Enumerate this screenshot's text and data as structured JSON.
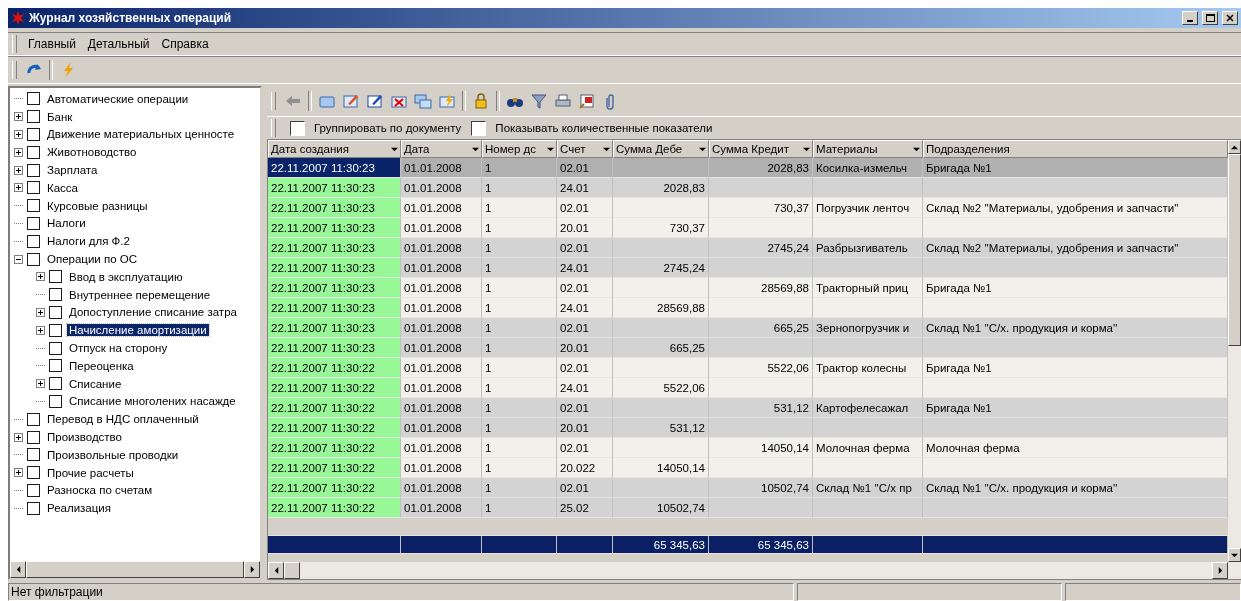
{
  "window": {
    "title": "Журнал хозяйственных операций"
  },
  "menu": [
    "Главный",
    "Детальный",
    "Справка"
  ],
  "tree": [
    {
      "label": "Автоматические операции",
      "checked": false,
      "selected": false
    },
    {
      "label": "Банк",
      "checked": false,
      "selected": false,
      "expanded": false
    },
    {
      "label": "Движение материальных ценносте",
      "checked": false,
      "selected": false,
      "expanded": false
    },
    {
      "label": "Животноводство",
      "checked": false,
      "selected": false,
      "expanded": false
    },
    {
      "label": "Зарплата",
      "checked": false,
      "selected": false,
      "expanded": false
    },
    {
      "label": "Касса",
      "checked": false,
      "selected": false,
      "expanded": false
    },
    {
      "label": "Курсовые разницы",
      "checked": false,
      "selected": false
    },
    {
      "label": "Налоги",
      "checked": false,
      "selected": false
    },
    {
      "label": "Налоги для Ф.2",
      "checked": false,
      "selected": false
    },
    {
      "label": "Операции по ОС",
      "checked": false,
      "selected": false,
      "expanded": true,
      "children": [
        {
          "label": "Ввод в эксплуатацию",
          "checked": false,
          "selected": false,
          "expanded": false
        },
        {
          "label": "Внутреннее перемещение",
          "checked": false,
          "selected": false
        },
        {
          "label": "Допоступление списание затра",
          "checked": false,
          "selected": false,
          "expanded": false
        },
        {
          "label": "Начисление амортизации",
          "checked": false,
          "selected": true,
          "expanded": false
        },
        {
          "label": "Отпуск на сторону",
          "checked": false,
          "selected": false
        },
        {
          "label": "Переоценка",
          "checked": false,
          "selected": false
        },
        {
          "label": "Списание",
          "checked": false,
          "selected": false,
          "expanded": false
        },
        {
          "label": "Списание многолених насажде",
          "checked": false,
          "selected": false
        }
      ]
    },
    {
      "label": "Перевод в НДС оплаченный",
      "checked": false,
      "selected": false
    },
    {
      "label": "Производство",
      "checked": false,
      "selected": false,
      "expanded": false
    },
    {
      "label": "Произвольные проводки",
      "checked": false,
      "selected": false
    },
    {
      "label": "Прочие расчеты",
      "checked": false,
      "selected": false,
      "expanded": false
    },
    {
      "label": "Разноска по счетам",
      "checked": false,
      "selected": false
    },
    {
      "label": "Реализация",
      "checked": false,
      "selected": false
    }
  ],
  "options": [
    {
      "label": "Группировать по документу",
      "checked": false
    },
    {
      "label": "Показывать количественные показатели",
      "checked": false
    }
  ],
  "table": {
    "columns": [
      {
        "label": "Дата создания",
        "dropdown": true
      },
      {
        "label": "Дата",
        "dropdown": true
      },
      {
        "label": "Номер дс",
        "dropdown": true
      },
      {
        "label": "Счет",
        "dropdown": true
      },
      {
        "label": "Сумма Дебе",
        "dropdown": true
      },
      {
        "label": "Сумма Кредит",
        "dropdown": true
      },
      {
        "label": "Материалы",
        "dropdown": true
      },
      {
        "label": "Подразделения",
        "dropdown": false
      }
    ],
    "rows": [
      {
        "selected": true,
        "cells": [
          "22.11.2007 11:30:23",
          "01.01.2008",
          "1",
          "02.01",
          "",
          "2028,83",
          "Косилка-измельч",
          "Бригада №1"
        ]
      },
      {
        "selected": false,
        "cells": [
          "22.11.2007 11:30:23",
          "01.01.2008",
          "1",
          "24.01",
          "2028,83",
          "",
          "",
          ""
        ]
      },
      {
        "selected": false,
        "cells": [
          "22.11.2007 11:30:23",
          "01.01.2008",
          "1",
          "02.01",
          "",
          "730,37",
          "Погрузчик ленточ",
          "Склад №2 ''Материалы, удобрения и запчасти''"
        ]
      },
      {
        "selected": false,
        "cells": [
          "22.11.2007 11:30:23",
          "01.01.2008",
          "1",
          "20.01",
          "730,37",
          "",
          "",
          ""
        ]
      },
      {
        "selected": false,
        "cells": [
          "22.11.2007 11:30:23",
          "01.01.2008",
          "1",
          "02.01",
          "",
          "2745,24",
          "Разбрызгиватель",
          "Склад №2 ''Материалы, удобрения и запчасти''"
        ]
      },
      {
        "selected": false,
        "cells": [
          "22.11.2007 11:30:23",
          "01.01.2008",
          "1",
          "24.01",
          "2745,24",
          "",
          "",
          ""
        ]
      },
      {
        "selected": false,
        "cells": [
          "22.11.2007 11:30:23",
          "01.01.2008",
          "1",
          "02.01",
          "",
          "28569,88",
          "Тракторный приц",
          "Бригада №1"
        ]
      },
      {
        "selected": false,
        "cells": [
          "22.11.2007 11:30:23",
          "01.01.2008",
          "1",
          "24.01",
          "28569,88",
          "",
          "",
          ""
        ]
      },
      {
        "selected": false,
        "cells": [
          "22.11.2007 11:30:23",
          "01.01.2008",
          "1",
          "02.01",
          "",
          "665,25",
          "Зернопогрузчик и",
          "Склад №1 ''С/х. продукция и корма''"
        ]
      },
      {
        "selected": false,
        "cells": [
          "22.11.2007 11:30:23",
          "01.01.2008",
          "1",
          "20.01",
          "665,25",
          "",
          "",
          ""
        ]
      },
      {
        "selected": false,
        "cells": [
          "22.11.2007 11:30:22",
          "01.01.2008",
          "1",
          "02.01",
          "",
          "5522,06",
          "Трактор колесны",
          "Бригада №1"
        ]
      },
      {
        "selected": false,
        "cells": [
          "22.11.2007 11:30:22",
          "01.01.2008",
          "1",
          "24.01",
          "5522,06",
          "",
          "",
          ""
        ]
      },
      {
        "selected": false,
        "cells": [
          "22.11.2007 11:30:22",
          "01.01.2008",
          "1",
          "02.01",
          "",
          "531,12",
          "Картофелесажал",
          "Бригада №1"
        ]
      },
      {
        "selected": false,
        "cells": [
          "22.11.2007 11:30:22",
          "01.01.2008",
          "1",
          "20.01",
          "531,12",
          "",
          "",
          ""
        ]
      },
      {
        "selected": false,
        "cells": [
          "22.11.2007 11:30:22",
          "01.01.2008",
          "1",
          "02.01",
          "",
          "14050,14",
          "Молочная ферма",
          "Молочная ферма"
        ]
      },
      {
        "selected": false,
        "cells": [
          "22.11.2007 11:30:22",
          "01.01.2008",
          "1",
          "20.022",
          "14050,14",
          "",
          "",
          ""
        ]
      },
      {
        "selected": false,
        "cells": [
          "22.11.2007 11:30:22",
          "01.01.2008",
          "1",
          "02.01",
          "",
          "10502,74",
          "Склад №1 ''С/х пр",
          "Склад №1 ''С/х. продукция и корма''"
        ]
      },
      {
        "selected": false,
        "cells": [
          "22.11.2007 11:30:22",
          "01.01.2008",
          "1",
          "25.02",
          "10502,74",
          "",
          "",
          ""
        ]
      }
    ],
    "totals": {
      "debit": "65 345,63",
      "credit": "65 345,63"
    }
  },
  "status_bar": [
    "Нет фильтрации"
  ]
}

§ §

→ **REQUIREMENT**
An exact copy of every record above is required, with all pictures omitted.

→ **OUTPUT FOR THIS TASK**
Enumerate this screenshot's text and data as structured JSON.
{
  "window": {
    "title": "Журнал хозяйственных операций"
  },
  "menu": [
    "Главный",
    "Детальный",
    "Справка"
  ],
  "tree": [
    {
      "label": "Автоматические операции",
      "checked": false,
      "selected": false
    },
    {
      "label": "Банк",
      "checked": false,
      "selected": false,
      "expanded": false
    },
    {
      "label": "Движение материальных ценносте",
      "checked": false,
      "selected": false,
      "expanded": false
    },
    {
      "label": "Животноводство",
      "checked": false,
      "selected": false,
      "expanded": false
    },
    {
      "label": "Зарплата",
      "checked": false,
      "selected": false,
      "expanded": false
    },
    {
      "label": "Касса",
      "checked": false,
      "selected": false,
      "expanded": false
    },
    {
      "label": "Курсовые разницы",
      "checked": false,
      "selected": false
    },
    {
      "label": "Налоги",
      "checked": false,
      "selected": false
    },
    {
      "label": "Налоги для Ф.2",
      "checked": false,
      "selected": false
    },
    {
      "label": "Операции по ОС",
      "checked": false,
      "selected": false,
      "expanded": true,
      "children": [
        {
          "label": "Ввод в эксплуатацию",
          "checked": false,
          "selected": false,
          "expanded": false
        },
        {
          "label": "Внутреннее перемещение",
          "checked": false,
          "selected": false
        },
        {
          "label": "Допоступление списание затра",
          "checked": false,
          "selected": false,
          "expanded": false
        },
        {
          "label": "Начисление амортизации",
          "checked": false,
          "selected": true,
          "expanded": false
        },
        {
          "label": "Отпуск на сторону",
          "checked": false,
          "selected": false
        },
        {
          "label": "Переоценка",
          "checked": false,
          "selected": false
        },
        {
          "label": "Списание",
          "checked": false,
          "selected": false,
          "expanded": false
        },
        {
          "label": "Списание многолених насажде",
          "checked": false,
          "selected": false
        }
      ]
    },
    {
      "label": "Перевод в НДС оплаченный",
      "checked": false,
      "selected": false
    },
    {
      "label": "Производство",
      "checked": false,
      "selected": false,
      "expanded": false
    },
    {
      "label": "Произвольные проводки",
      "checked": false,
      "selected": false
    },
    {
      "label": "Прочие расчеты",
      "checked": false,
      "selected": false,
      "expanded": false
    },
    {
      "label": "Разноска по счетам",
      "checked": false,
      "selected": false
    },
    {
      "label": "Реализация",
      "checked": false,
      "selected": false
    }
  ],
  "options": [
    {
      "label": "Группировать по документу",
      "checked": false
    },
    {
      "label": "Показывать количественные показатели",
      "checked": false
    }
  ],
  "table": {
    "columns": [
      {
        "label": "Дата создания",
        "dropdown": true
      },
      {
        "label": "Дата",
        "dropdown": true
      },
      {
        "label": "Номер дс",
        "dropdown": true
      },
      {
        "label": "Счет",
        "dropdown": true
      },
      {
        "label": "Сумма Дебе",
        "dropdown": true
      },
      {
        "label": "Сумма Кредит",
        "dropdown": true
      },
      {
        "label": "Материалы",
        "dropdown": true
      },
      {
        "label": "Подразделения",
        "dropdown": false
      }
    ],
    "rows": [
      {
        "selected": true,
        "cells": [
          "22.11.2007 11:30:23",
          "01.01.2008",
          "1",
          "02.01",
          "",
          "2028,83",
          "Косилка-измельч",
          "Бригада №1"
        ]
      },
      {
        "selected": false,
        "cells": [
          "22.11.2007 11:30:23",
          "01.01.2008",
          "1",
          "24.01",
          "2028,83",
          "",
          "",
          ""
        ]
      },
      {
        "selected": false,
        "cells": [
          "22.11.2007 11:30:23",
          "01.01.2008",
          "1",
          "02.01",
          "",
          "730,37",
          "Погрузчик ленточ",
          "Склад №2 ''Материалы, удобрения и запчасти''"
        ]
      },
      {
        "selected": false,
        "cells": [
          "22.11.2007 11:30:23",
          "01.01.2008",
          "1",
          "20.01",
          "730,37",
          "",
          "",
          ""
        ]
      },
      {
        "selected": false,
        "cells": [
          "22.11.2007 11:30:23",
          "01.01.2008",
          "1",
          "02.01",
          "",
          "2745,24",
          "Разбрызгиватель",
          "Склад №2 ''Материалы, удобрения и запчасти''"
        ]
      },
      {
        "selected": false,
        "cells": [
          "22.11.2007 11:30:23",
          "01.01.2008",
          "1",
          "24.01",
          "2745,24",
          "",
          "",
          ""
        ]
      },
      {
        "selected": false,
        "cells": [
          "22.11.2007 11:30:23",
          "01.01.2008",
          "1",
          "02.01",
          "",
          "28569,88",
          "Тракторный приц",
          "Бригада №1"
        ]
      },
      {
        "selected": false,
        "cells": [
          "22.11.2007 11:30:23",
          "01.01.2008",
          "1",
          "24.01",
          "28569,88",
          "",
          "",
          ""
        ]
      },
      {
        "selected": false,
        "cells": [
          "22.11.2007 11:30:23",
          "01.01.2008",
          "1",
          "02.01",
          "",
          "665,25",
          "Зернопогрузчик и",
          "Склад №1 ''С/х. продукция и корма''"
        ]
      },
      {
        "selected": false,
        "cells": [
          "22.11.2007 11:30:23",
          "01.01.2008",
          "1",
          "20.01",
          "665,25",
          "",
          "",
          ""
        ]
      },
      {
        "selected": false,
        "cells": [
          "22.11.2007 11:30:22",
          "01.01.2008",
          "1",
          "02.01",
          "",
          "5522,06",
          "Трактор колесны",
          "Бригада №1"
        ]
      },
      {
        "selected": false,
        "cells": [
          "22.11.2007 11:30:22",
          "01.01.2008",
          "1",
          "24.01",
          "5522,06",
          "",
          "",
          ""
        ]
      },
      {
        "selected": false,
        "cells": [
          "22.11.2007 11:30:22",
          "01.01.2008",
          "1",
          "02.01",
          "",
          "531,12",
          "Картофелесажал",
          "Бригада №1"
        ]
      },
      {
        "selected": false,
        "cells": [
          "22.11.2007 11:30:22",
          "01.01.2008",
          "1",
          "20.01",
          "531,12",
          "",
          "",
          ""
        ]
      },
      {
        "selected": false,
        "cells": [
          "22.11.2007 11:30:22",
          "01.01.2008",
          "1",
          "02.01",
          "",
          "14050,14",
          "Молочная ферма",
          "Молочная ферма"
        ]
      },
      {
        "selected": false,
        "cells": [
          "22.11.2007 11:30:22",
          "01.01.2008",
          "1",
          "20.022",
          "14050,14",
          "",
          "",
          ""
        ]
      },
      {
        "selected": false,
        "cells": [
          "22.11.2007 11:30:22",
          "01.01.2008",
          "1",
          "02.01",
          "",
          "10502,74",
          "Склад №1 ''С/х пр",
          "Склад №1 ''С/х. продукция и корма''"
        ]
      },
      {
        "selected": false,
        "cells": [
          "22.11.2007 11:30:22",
          "01.01.2008",
          "1",
          "25.02",
          "10502,74",
          "",
          "",
          ""
        ]
      }
    ],
    "totals": {
      "debit": "65 345,63",
      "credit": "65 345,63"
    }
  },
  "status_bar": [
    "Нет фильтрации"
  ]
}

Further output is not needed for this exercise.